**Extracted material**
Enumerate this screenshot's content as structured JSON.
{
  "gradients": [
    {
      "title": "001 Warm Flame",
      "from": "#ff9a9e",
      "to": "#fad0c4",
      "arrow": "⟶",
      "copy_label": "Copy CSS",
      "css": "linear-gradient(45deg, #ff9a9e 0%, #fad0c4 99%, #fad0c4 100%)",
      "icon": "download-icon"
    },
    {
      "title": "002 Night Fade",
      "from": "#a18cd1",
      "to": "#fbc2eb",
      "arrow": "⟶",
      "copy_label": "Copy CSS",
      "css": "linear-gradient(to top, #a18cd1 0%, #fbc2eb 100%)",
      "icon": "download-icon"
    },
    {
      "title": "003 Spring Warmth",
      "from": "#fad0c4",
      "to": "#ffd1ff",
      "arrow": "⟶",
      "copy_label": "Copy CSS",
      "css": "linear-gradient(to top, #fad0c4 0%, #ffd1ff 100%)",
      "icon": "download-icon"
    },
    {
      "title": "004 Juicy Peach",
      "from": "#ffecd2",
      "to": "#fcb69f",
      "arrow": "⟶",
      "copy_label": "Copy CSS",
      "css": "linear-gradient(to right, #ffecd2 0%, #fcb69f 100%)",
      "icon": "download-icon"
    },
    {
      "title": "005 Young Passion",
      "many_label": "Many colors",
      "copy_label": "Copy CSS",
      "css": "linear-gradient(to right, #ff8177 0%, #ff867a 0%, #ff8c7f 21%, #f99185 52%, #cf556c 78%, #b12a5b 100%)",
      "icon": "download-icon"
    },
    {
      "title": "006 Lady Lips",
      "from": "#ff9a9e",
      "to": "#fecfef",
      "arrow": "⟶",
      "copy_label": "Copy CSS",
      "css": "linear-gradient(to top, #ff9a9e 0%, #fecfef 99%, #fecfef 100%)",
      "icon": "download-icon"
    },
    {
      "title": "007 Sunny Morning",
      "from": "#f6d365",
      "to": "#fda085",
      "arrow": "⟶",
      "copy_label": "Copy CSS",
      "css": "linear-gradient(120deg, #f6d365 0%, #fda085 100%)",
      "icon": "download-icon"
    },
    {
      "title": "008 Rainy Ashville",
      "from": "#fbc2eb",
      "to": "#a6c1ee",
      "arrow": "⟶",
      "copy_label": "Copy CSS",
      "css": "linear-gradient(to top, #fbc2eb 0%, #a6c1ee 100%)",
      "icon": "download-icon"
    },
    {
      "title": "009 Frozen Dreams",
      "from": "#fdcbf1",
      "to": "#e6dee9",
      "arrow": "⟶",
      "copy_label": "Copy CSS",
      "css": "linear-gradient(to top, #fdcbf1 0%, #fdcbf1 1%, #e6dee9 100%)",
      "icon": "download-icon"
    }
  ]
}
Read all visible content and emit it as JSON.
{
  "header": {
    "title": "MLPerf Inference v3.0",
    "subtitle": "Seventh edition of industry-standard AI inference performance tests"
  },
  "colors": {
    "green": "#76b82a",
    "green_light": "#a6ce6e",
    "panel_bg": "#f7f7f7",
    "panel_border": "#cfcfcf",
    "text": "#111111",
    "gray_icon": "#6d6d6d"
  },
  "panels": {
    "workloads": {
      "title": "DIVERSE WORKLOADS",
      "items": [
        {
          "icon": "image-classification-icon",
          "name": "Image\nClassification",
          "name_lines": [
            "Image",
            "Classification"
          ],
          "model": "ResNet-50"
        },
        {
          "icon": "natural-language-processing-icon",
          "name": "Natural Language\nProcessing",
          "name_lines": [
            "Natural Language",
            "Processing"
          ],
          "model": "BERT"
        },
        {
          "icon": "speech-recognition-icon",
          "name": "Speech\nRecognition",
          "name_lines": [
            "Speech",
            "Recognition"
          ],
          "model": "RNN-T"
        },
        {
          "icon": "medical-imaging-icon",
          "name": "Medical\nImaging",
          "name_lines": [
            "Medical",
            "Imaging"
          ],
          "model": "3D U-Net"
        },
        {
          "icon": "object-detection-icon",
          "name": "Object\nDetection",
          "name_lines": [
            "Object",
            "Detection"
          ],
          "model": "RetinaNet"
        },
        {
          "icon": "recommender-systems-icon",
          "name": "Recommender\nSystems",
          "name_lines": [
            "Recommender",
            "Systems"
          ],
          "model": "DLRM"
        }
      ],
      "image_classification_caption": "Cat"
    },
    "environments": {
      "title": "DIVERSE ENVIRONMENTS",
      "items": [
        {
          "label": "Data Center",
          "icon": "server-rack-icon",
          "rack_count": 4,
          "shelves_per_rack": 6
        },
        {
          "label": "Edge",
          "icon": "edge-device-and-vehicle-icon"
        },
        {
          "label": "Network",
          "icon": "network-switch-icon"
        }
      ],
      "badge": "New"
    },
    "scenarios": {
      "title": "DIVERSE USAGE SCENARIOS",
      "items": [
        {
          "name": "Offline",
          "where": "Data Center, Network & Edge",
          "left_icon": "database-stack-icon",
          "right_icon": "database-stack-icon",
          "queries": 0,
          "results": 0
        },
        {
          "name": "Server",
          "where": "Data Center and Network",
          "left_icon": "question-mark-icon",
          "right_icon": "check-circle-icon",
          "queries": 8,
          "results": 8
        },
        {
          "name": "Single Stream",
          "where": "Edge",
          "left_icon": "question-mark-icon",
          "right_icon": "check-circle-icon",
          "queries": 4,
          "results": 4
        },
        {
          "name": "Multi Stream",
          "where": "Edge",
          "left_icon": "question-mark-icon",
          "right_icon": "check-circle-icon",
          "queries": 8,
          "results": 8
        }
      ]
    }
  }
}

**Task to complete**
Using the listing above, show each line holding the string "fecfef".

**Response**
      "to": "#fecfef",
      "css": "linear-gradient(to top, #ff9a9e 0%, #fecfef 99%, #fecfef 100%)",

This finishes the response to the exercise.